To some baseball heads, the debate is still open as to which franchise is the NL’s Hitsville USA. Family allegiances, extenuating factors and personal biases affect people’s opinion. The franchises are neck and neck statistically, with each team having appeared in 18 World Series, although the Cards have done a better job of completing the kill (.661 winning percentage, 11-7 record). LA has a .331 winning percentage and 6-12 record in World Series, though to be fair, they did lose to the Yankees a gang of times.
The first two games of the NL Championship Series will be Friday and Saturday in St. Louis and it’s the perfect storm for these squads to break that WS-appearance tie in a throwback, NLCS heads-up. In fact, St. Louis has prevailed two of the last three times these squads have faced each other with World Series tickets on the table. The Dodgers caught the Cards slipping, and swept LA 3-0 in the 2009 NLDS. Cardinal’s fans focus on their wins in the 1985 NLCS and 2004 NLDS.
In recent years, these franchises have been slowly moving in opposite directions. The Dodgers went through a tough period of incompetent, product insensitive, greedy ownership under Rupert Murdoch and the McCourt family, which nearly destroyed the franchise. Frank McCourt was entrenched in a nasty divorce with his wife and reports of rampant nepotism, financial neglect and tax-loophole abuse, forced MLB to take the franchise and polish it up for a new driver. Luckily, it was Magic “Midas Touch” Johnson and his pack of big wallet Willy’s.
At the same time, St. Louis was chilling, re-calibrating and riding the steroid-laced homer frenzy of Mark McGwire, in preparation for a run of sustained dopeness under the leadership of the Baur-DeWitt group, who purchased the team from Anheuser-Busch in 1996.
Oddly enough, St.Louis’ rise in national popularity also coincides with not only baseball’s overall growth, but also the explosion of cats wearing team jerseys and baseball caps, most notably St. Louis rap mogul Nelly, whose baseball background and platinum-selling rap group St. Lunatics crashed rap and found crossover success, while hard body-repping “The Lou” and the Cardinals insignia.
As of 2013, according to Forbes, the Cardinals are the tenth-most valuable franchise in MLB at $716.2 million, with revenue of $239 million.

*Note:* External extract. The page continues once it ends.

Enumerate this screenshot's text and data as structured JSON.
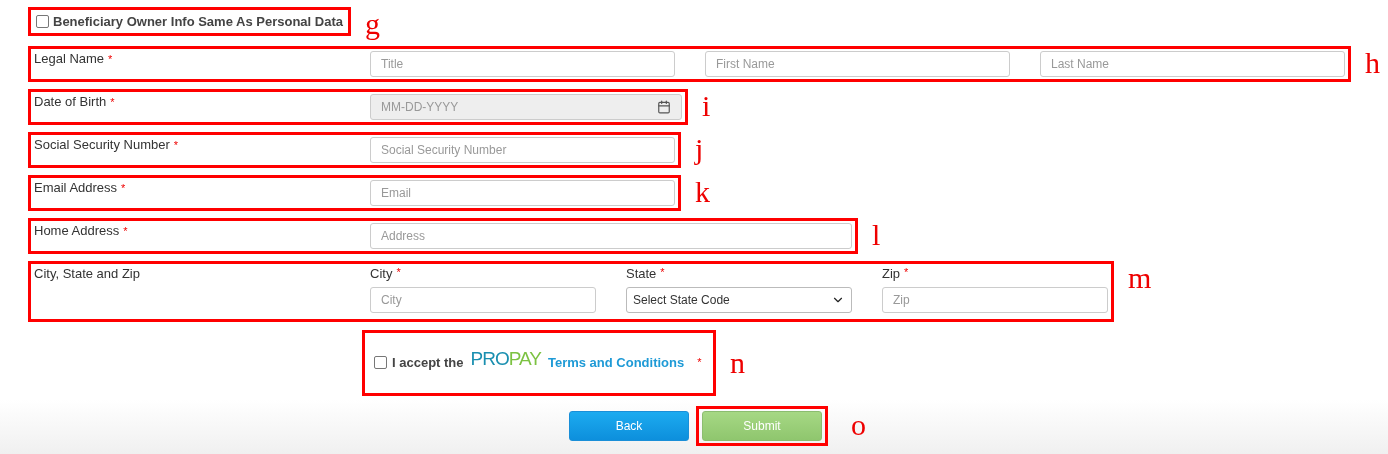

They have some of the most rabid fans and are among the league's leaders in television ratings and attendance every season. The Cardinals value has increased significantly since the Baur-DeWitt purchase. In 2000, the franchise was valued at $219 million.
This NLCS is a rare opportunity for the baseball world to witness two of MLB’s flagship franchises go at it. The list of Hall of Famers, Cy Young Award winners and legendary managers is extensive for these squads.

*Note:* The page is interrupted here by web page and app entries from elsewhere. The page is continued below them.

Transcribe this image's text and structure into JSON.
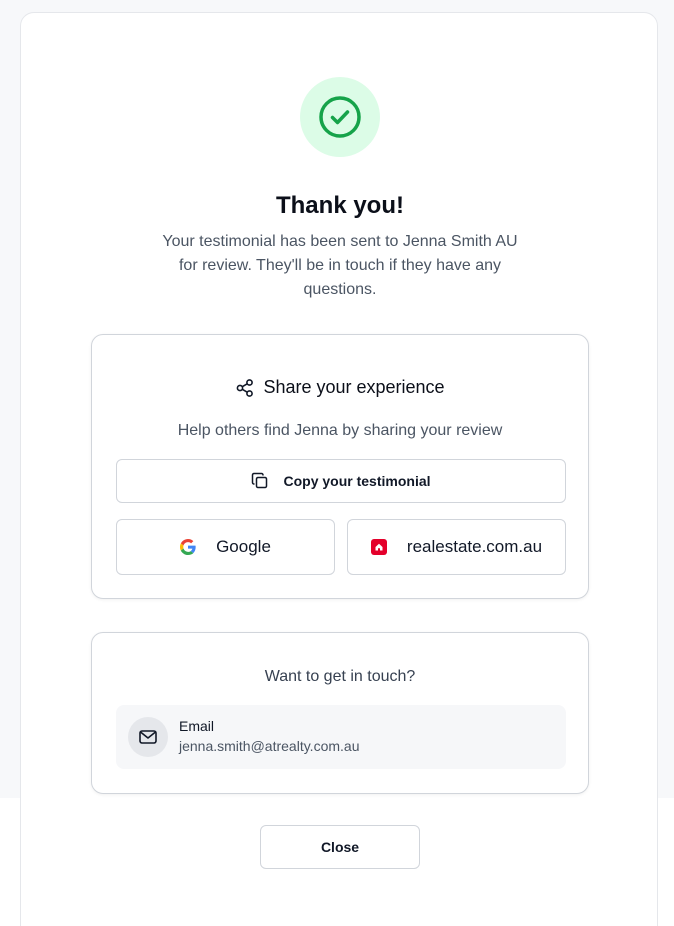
{
  "dialog": {
    "title": "Thank you!",
    "subtitle": "Your testimonial has been sent to Jenna Smith AU for review. They'll be in touch if they have any questions.",
    "success_icon": "check-circle-icon",
    "accent_color": "#16a34a"
  },
  "share": {
    "title": "Share your experience",
    "description": "Help others find Jenna by sharing your review",
    "copy_label": "Copy your testimonial",
    "platforms": [
      {
        "label": "Google",
        "icon": "google-icon"
      },
      {
        "label": "realestate.com.au",
        "icon": "realestate-icon",
        "brand_color": "#e4002b"
      }
    ]
  },
  "contact": {
    "title": "Want to get in touch?",
    "items": [
      {
        "label": "Email",
        "value": "jenna.smith@atrealty.com.au",
        "icon": "mail-icon"
      }
    ]
  },
  "footer": {
    "close_label": "Close"
  }
}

The Dodgers have been clicking and are looking to complete the wild task of turning a sinking season into a California dream come true. The Dodgers are like Wu-Tang Clan, bouncing in a Yukon truckload of dope MC’s with multi-faceted games. You could get anything on any given night from Yasiel Puig, Hanley Ramirez, Carl Crawford and those crazy cats. St. Louis is like Mobb Deep. They are vintage and very murderous on the low, but in plain sight. Baseball fans don’t always want to respect them, but the decades of hardware and relevance speaks for itself.

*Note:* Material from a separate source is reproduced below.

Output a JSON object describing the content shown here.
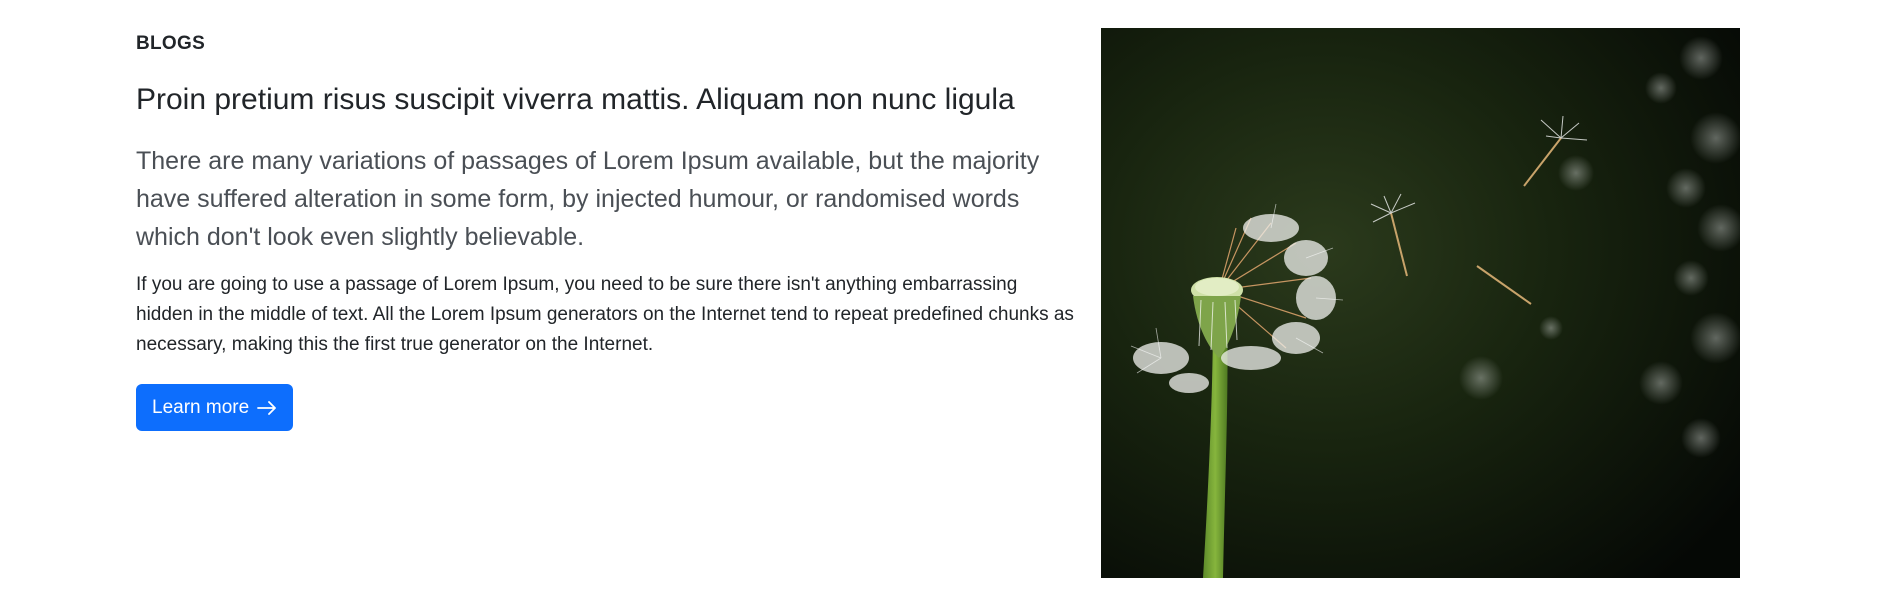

Pitching and clutch bombing is the name of this very evenly matched face-off. It’s almost impossible to go against the Cards with their recent playoff history. Second-year skipper Mike Matheny is underrated and Adam Wainwright doesn’t lose this time of year. He’s going nine at anytime, but Clayton Kershaw and Co. have a response to that diss record. The Dodgers bats will be the difference and they’ll advance to their first World Series in a quarter-century, reclaiming their status as the NL’s historical hot-shot squad.